Deterrence/Prevention

Prevention is directed at the underlying cause.

Hypernatremia in infants is largely due to inappropriately reconstituted infant bottle formula. Avoid preparing homemade infant formulas, and never add salt to any commercial infant formula.

Complications

Acute hypernatremia often results in significant brain shrinkage, thus causing mechanical traction of cerebral vasculature.

Stretching of bridging veins can result in subdural hemorrhages.

Venous congestion can lead to thrombosis of the intracranial venous sinuses.

Arterial stretching can result in subcortical hemorrhages and cerebral infarctions.

Seizures are possible.

Hypernatremia of more than 2 days' duration is considered chronic hypernatremia and is associated with an increased mortality rate.

Patients whose serum sodium level exceeds 180 mEq/L often have residual CNS damage.

If hypernatremia is corrected too rapidly, brain edema and associated neurologic sequelae can occur. Patients with chronic hypernatremia are especially prone to this complication.

Prognosis

Most patients survive, but residual neurologic deficits are common.

Permanent neurologic sequelae have been reported in up to 30% of patients with acute hypernatremia.

Patient Education

Because elderly patients often are affected, educating caretakers about dehydration avoidance measures is important.

Patients with nephrogenic DI must be trained to avoid salt and to drink large amounts of water.

 

Questions & Answers

Overview

What is hypernatremia?

What is the pathophysiology of hypernatremia?

What is the prevalence of hypernatremia in the US?

What is the global prevalence of hypernatremia?

What are the mortality rates for hypernatremia?

What is the sexual predilection of hypernatremia?

Which patients are at highest risk for hypernatremia?

Presentation

Which clinical history findings are characteristic of hypernatremia?

Which physical findings are characteristic of hypernatremia?

What causes hypernatremia?

What causes of hypovolemic hypernatremia?

What causes of hypervolemic hypernatremia?

What causes euvolemic hypernatremia?

Which conditions are associated with central diabetes insipidus (DI)-related hypernatremia?

Which conditions are associated with nephrogenic diabetes insipidus (DI)-related hypernatremia?

DDX

What are the differential diagnoses for Hypernatremia in Emergency Medicine?

Workup

What is the role of lab testing in the workup of hypernatremia?

What is the role of serum sodium measurement in the workup of hypernatremia?

What is the role of imaging studies in the workup of hypernatremia?

What is the role of water deprivation testing in the workup of hypernatremia?

What is the role of antidiuretic hormone (ADH) stimulation in the workup of hypernatremia?

Treatment

What is included in prehospital care for hypernatremia?

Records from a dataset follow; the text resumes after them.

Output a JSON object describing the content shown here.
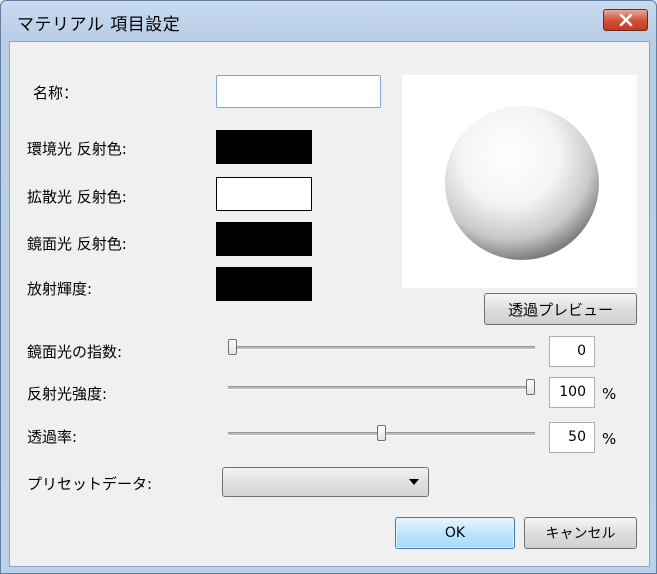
{
  "window": {
    "title": "マテリアル 項目設定"
  },
  "labels": {
    "name": "名称：",
    "ambient": "環境光 反射色:",
    "diffuse": "拡散光 反射色:",
    "specular": "鏡面光 反射色:",
    "emissive": "放射輝度:",
    "specular_exponent": "鏡面光の指数:",
    "reflect_intensity": "反射光強度:",
    "transparency": "透過率:",
    "preset": "プリセットデータ:"
  },
  "fields": {
    "name_value": ""
  },
  "colors": {
    "ambient": "#000000",
    "diffuse": "#ffffff",
    "specular": "#000000",
    "emissive": "#000000"
  },
  "sliders": {
    "specular_exponent": {
      "value": "0",
      "fraction": 0.0
    },
    "reflect_intensity": {
      "value": "100",
      "unit": "%",
      "fraction": 1.0
    },
    "transparency": {
      "value": "50",
      "unit": "%",
      "fraction": 0.5
    }
  },
  "preset": {
    "selected": ""
  },
  "buttons": {
    "preview_transparency": "透過プレビュー",
    "ok": "OK",
    "cancel": "キャンセル"
  }
}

What is included in emergency department (ED) care for patients for hypernatremia?

How are fluid deficits calculated in the emergency department (ED) care for hypernatremia?

Which specialist consultations are beneficial to patients with hypernatremia?

Medications

Which medications are used in the treatment of hypernatremia?

Which medications in the drug class ADH replacement therapy are used in the treatment of Hypernatremia in Emergency Medicine?

Follow-up

What is included in inpatient care for hypernatremia?

When is patient transfer indicated for the treatment of hypernatremia?

How is hypernatremia prevented?

What are the possible complications of hypernatremia?

What is the prognosis of hypernatremia?

What is included in patient education about hypernatremia?